Dunedin-based bladder cancer detection test inventor Pacific Edge believes it could be turning over $100 million a year in the United States within five years, following the registration of its own diagnostic laboratory in Pennsylvania.
The closely held, NZX-listed company announced the registration milestone today, saying its Hershey, Pennsylvania laboratory had received CLIA (Clinical Labour Improvement Amendment) registration, allowing it to start using its patented Cxbladder test to diagnose bladder tumours.
The company has published research showing the non-invasive Cxbladder procedure is more successful than current, more costly and invasive methods such as cystoscopy.
CLIA registration is essential for operations in the US, which Pacific Edge has elected to establish as a wholly owned subsidiary rather than cede most of the potential revenue from the business to third party diagnostic laboratories.
The go-it-alone stance also requires the company to establish sales and marketing presence in the US, a process it has already begun and will ramp up in coming months. As well as targeting returned armed services organisations, Pacific Edge is dealing with so-called Large Urology Groups (LUG's), which account for about 15 per cent of the total US urology market.
The Pennsylvania site adjoins a research hospital and was chosen for its proximity to the so-called BOSNYWash cities of the north-eastern United States, and because the state government paid for "the lion's share" of the lab fit-out, said New Zealand chief executive David Darling.
A US chief executive was also appointed in April last year to lead development of the market.
The CLIA registration and consequent US commercial sales potential comes after 10 years and some $28 million of capital investment on Cxbladder and a range of other diagnostic tests to be rolled out in the future.
Some 60 per cent of the register is held by about 20 high net worth individuals, including the family of investor Peter Masfen, Warehouse founder Sir Stephen Tindall, and Dunedin sharebroker Eion Edgar.
The investment to date was equivalent to one or two years' typical cash burn in the US for a medical start-up, said Darling.

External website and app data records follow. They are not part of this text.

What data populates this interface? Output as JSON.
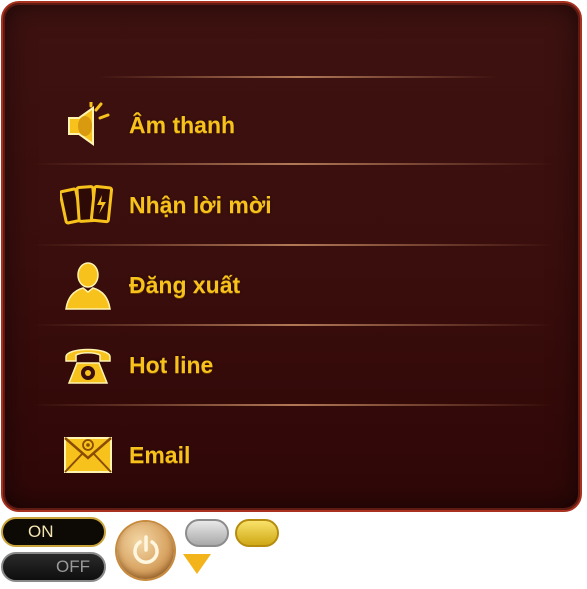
{
  "menu": {
    "items": [
      {
        "label": "Âm thanh",
        "icon": "speaker-icon"
      },
      {
        "label": "Nhận lời mời",
        "icon": "cards-icon"
      },
      {
        "label": "Đăng xuất",
        "icon": "user-icon"
      },
      {
        "label": "Hot line",
        "icon": "telephone-icon"
      },
      {
        "label": "Email",
        "icon": "envelope-icon"
      }
    ]
  },
  "controls": {
    "on_label": "ON",
    "off_label": "OFF"
  },
  "colors": {
    "accent": "#f7c21b",
    "panel_border": "#a8311f",
    "panel_bg": "#3a0e0c"
  }
}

"The capability to build this business opportunity in the US off the back of the New Zealand business has been a significant factor in enabling this market channel to be delivered quickly and very cost-effectively."

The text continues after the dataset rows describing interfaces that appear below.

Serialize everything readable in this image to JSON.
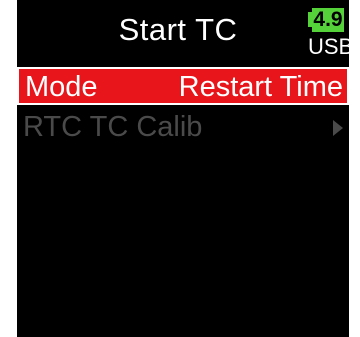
{
  "header": {
    "title": "Start TC",
    "battery_level": "4.9",
    "power_source": "USB"
  },
  "menu": {
    "items": [
      {
        "label": "Mode",
        "value": "Restart Time",
        "selected": true,
        "enabled": true
      },
      {
        "label": "RTC TC Calib",
        "value": "",
        "selected": false,
        "enabled": false,
        "icon": "chevron-right-icon"
      }
    ]
  },
  "colors": {
    "background": "#000000",
    "highlight": "#e8151b",
    "battery": "#55d23a",
    "disabled_text": "#4a4a4a",
    "text": "#ffffff"
  }
}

The test is already available in Australia and New Zealand and will be launched soon in Spain, which has the highest global incidence of bladder cancer.
Pacific Edge intends to have its Dunedin laboratory CLIA-registered shortly, to take overflow work. It has already been used in the registration phase to test American urine samples, with courier arrangements between Dunedin and Pennsylvania still allowing the company to keep its promise of diagnosis within three to five days.
Pacific Edge shares were off 4 per cent in mid-afternoon NZX trading, at 73 cents, but have still gained 15.2 per cent in the last week and are up 85.4 per cent over the last three months.